TASK OBJECTIVE »
Reproduce each line of the data exactly as it is.

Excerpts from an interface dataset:
================================

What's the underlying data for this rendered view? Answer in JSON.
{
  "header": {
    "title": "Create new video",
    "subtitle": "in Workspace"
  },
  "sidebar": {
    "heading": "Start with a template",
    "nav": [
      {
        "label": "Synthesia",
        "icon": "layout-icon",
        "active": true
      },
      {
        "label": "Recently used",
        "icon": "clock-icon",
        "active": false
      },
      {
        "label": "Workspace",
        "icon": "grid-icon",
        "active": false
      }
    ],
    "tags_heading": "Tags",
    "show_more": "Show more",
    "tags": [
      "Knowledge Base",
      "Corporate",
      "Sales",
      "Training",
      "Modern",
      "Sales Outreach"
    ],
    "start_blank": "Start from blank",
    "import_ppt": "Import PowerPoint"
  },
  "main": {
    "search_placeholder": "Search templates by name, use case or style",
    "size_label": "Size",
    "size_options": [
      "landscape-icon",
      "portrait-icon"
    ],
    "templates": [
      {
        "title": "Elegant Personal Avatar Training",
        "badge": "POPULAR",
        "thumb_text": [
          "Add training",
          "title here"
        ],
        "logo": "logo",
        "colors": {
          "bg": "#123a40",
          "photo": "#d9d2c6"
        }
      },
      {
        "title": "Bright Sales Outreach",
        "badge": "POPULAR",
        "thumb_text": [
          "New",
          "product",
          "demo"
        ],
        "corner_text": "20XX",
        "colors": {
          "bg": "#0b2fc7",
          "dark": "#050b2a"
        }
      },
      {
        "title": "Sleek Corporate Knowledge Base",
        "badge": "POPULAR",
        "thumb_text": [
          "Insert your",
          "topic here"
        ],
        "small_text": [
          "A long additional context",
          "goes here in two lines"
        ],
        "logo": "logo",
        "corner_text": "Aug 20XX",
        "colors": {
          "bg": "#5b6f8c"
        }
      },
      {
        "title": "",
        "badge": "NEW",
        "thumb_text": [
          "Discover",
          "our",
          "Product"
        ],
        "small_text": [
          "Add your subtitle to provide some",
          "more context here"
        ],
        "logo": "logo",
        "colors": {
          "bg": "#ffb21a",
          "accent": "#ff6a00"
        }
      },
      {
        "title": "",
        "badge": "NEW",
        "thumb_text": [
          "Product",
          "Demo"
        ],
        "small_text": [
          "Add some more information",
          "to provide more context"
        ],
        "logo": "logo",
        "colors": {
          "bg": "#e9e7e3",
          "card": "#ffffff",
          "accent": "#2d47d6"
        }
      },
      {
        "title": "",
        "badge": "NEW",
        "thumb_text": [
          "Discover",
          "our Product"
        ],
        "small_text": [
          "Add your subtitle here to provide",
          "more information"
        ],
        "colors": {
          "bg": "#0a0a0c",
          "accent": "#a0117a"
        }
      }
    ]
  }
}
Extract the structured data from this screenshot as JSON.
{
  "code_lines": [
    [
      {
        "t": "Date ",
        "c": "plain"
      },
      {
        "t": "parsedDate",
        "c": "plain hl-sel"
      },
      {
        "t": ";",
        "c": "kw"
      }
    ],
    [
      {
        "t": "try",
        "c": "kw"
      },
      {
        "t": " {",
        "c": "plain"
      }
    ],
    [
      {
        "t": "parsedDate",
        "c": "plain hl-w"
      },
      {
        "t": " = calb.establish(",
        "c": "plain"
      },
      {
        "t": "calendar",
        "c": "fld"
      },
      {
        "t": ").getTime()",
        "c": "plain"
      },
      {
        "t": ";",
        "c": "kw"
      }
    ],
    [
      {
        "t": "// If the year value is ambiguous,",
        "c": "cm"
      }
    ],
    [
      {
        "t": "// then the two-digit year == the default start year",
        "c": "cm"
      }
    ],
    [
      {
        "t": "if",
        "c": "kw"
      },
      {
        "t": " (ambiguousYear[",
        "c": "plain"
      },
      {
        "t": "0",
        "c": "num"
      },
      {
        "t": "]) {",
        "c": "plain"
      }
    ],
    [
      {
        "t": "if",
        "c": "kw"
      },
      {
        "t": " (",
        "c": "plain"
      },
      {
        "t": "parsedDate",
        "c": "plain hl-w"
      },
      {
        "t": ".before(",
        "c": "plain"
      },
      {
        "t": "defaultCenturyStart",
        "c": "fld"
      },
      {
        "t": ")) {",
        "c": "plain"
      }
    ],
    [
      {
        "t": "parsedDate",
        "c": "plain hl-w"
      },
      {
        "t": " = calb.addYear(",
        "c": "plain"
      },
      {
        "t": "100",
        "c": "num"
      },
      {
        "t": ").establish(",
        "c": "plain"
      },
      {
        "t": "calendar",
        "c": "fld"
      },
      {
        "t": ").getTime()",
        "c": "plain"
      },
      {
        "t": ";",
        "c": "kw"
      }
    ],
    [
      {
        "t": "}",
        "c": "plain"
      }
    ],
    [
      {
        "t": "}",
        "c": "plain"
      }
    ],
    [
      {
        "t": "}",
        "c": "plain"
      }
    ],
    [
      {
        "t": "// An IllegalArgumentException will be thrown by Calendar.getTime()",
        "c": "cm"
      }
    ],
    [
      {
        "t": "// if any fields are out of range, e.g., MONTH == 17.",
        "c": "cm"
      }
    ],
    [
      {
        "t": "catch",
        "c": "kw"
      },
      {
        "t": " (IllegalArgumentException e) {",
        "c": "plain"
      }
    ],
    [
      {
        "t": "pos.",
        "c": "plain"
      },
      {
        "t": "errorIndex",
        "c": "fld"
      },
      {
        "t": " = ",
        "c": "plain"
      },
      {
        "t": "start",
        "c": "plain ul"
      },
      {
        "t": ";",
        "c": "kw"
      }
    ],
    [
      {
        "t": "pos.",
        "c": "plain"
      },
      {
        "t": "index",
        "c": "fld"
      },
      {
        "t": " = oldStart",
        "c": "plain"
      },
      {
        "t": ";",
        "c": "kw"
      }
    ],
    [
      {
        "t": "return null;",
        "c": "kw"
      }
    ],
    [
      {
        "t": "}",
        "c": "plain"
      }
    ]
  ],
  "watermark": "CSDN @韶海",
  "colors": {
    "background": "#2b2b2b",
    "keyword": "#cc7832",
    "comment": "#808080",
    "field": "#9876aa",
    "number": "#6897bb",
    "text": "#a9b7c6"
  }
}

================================

YOUR SOLUTION »
What's the underlying data for this rendered view? Answer in JSON.
{
  "header": {
    "title": "Create new video",
    "subtitle": "in Workspace"
  },
  "sidebar": {
    "heading": "Start with a template",
    "nav": [
      {
        "label": "Synthesia",
        "icon": "layout-icon",
        "active": true
      },
      {
        "label": "Recently used",
        "icon": "clock-icon",
        "active": false
      },
      {
        "label": "Workspace",
        "icon": "grid-icon",
        "active": false
      }
    ],
    "tags_heading": "Tags",
    "show_more": "Show more",
    "tags": [
      "Knowledge Base",
      "Corporate",
      "Sales",
      "Training",
      "Modern",
      "Sales Outreach"
    ],
    "start_blank": "Start from blank",
    "import_ppt": "Import PowerPoint"
  },
  "main": {
    "search_placeholder": "Search templates by name, use case or style",
    "size_label": "Size",
    "size_options": [
      "landscape-icon",
      "portrait-icon"
    ],
    "templates": [
      {
        "title": "Elegant Personal Avatar Training",
        "badge": "POPULAR",
        "thumb_text": [
          "Add training",
          "title here"
        ],
        "logo": "logo",
        "colors": {
          "bg": "#123a40",
          "photo": "#d9d2c6"
        }
      },
      {
        "title": "Bright Sales Outreach",
        "badge": "POPULAR",
        "thumb_text": [
          "New",
          "product",
          "demo"
        ],
        "corner_text": "20XX",
        "colors": {
          "bg": "#0b2fc7",
          "dark": "#050b2a"
        }
      },
      {
        "title": "Sleek Corporate Knowledge Base",
        "badge": "POPULAR",
        "thumb_text": [
          "Insert your",
          "topic here"
        ],
        "small_text": [
          "A long additional context",
          "goes here in two lines"
        ],
        "logo": "logo",
        "corner_text": "Aug 20XX",
        "colors": {
          "bg": "#5b6f8c"
        }
      },
      {
        "title": "",
        "badge": "NEW",
        "thumb_text": [
          "Discover",
          "our",
          "Product"
        ],
        "small_text": [
          "Add your subtitle to provide some",
          "more context here"
        ],
        "logo": "logo",
        "colors": {
          "bg": "#ffb21a",
          "accent": "#ff6a00"
        }
      },
      {
        "title": "",
        "badge": "NEW",
        "thumb_text": [
          "Product",
          "Demo"
        ],
        "small_text": [
          "Add some more information",
          "to provide more context"
        ],
        "logo": "logo",
        "colors": {
          "bg": "#e9e7e3",
          "card": "#ffffff",
          "accent": "#2d47d6"
        }
      },
      {
        "title": "",
        "badge": "NEW",
        "thumb_text": [
          "Discover",
          "our Product"
        ],
        "small_text": [
          "Add your subtitle here to provide",
          "more information"
        ],
        "colors": {
          "bg": "#0a0a0c",
          "accent": "#a0117a"
        }
      }
    ]
  }
}
Extract the structured data from this screenshot as JSON.
{
  "code_lines": [
    [
      {
        "t": "Date ",
        "c": "plain"
      },
      {
        "t": "parsedDate",
        "c": "plain hl-sel"
      },
      {
        "t": ";",
        "c": "kw"
      }
    ],
    [
      {
        "t": "try",
        "c": "kw"
      },
      {
        "t": " {",
        "c": "plain"
      }
    ],
    [
      {
        "t": "parsedDate",
        "c": "plain hl-w"
      },
      {
        "t": " = calb.establish(",
        "c": "plain"
      },
      {
        "t": "calendar",
        "c": "fld"
      },
      {
        "t": ").getTime()",
        "c": "plain"
      },
      {
        "t": ";",
        "c": "kw"
      }
    ],
    [
      {
        "t": "// If the year value is ambiguous,",
        "c": "cm"
      }
    ],
    [
      {
        "t": "// then the two-digit year == the default start year",
        "c": "cm"
      }
    ],
    [
      {
        "t": "if",
        "c": "kw"
      },
      {
        "t": " (ambiguousYear[",
        "c": "plain"
      },
      {
        "t": "0",
        "c": "num"
      },
      {
        "t": "]) {",
        "c": "plain"
      }
    ],
    [
      {
        "t": "if",
        "c": "kw"
      },
      {
        "t": " (",
        "c": "plain"
      },
      {
        "t": "parsedDate",
        "c": "plain hl-w"
      },
      {
        "t": ".before(",
        "c": "plain"
      },
      {
        "t": "defaultCenturyStart",
        "c": "fld"
      },
      {
        "t": ")) {",
        "c": "plain"
      }
    ],
    [
      {
        "t": "parsedDate",
        "c": "plain hl-w"
      },
      {
        "t": " = calb.addYear(",
        "c": "plain"
      },
      {
        "t": "100",
        "c": "num"
      },
      {
        "t": ").establish(",
        "c": "plain"
      },
      {
        "t": "calendar",
        "c": "fld"
      },
      {
        "t": ").getTime()",
        "c": "plain"
      },
      {
        "t": ";",
        "c": "kw"
      }
    ],
    [
      {
        "t": "}",
        "c": "plain"
      }
    ],
    [
      {
        "t": "}",
        "c": "plain"
      }
    ],
    [
      {
        "t": "}",
        "c": "plain"
      }
    ],
    [
      {
        "t": "// An IllegalArgumentException will be thrown by Calendar.getTime()",
        "c": "cm"
      }
    ],
    [
      {
        "t": "// if any fields are out of range, e.g., MONTH == 17.",
        "c": "cm"
      }
    ],
    [
      {
        "t": "catch",
        "c": "kw"
      },
      {
        "t": " (IllegalArgumentException e) {",
        "c": "plain"
      }
    ],
    [
      {
        "t": "pos.",
        "c": "plain"
      },
      {
        "t": "errorIndex",
        "c": "fld"
      },
      {
        "t": " = ",
        "c": "plain"
      },
      {
        "t": "start",
        "c": "plain ul"
      },
      {
        "t": ";",
        "c": "kw"
      }
    ],
    [
      {
        "t": "pos.",
        "c": "plain"
      },
      {
        "t": "index",
        "c": "fld"
      },
      {
        "t": " = oldStart",
        "c": "plain"
      },
      {
        "t": ";",
        "c": "kw"
      }
    ],
    [
      {
        "t": "return null;",
        "c": "kw"
      }
    ],
    [
      {
        "t": "}",
        "c": "plain"
      }
    ]
  ],
  "watermark": "CSDN @韶海",
  "colors": {
    "background": "#2b2b2b",
    "keyword": "#cc7832",
    "comment": "#808080",
    "field": "#9876aa",
    "number": "#6897bb",
    "text": "#a9b7c6"
  }
}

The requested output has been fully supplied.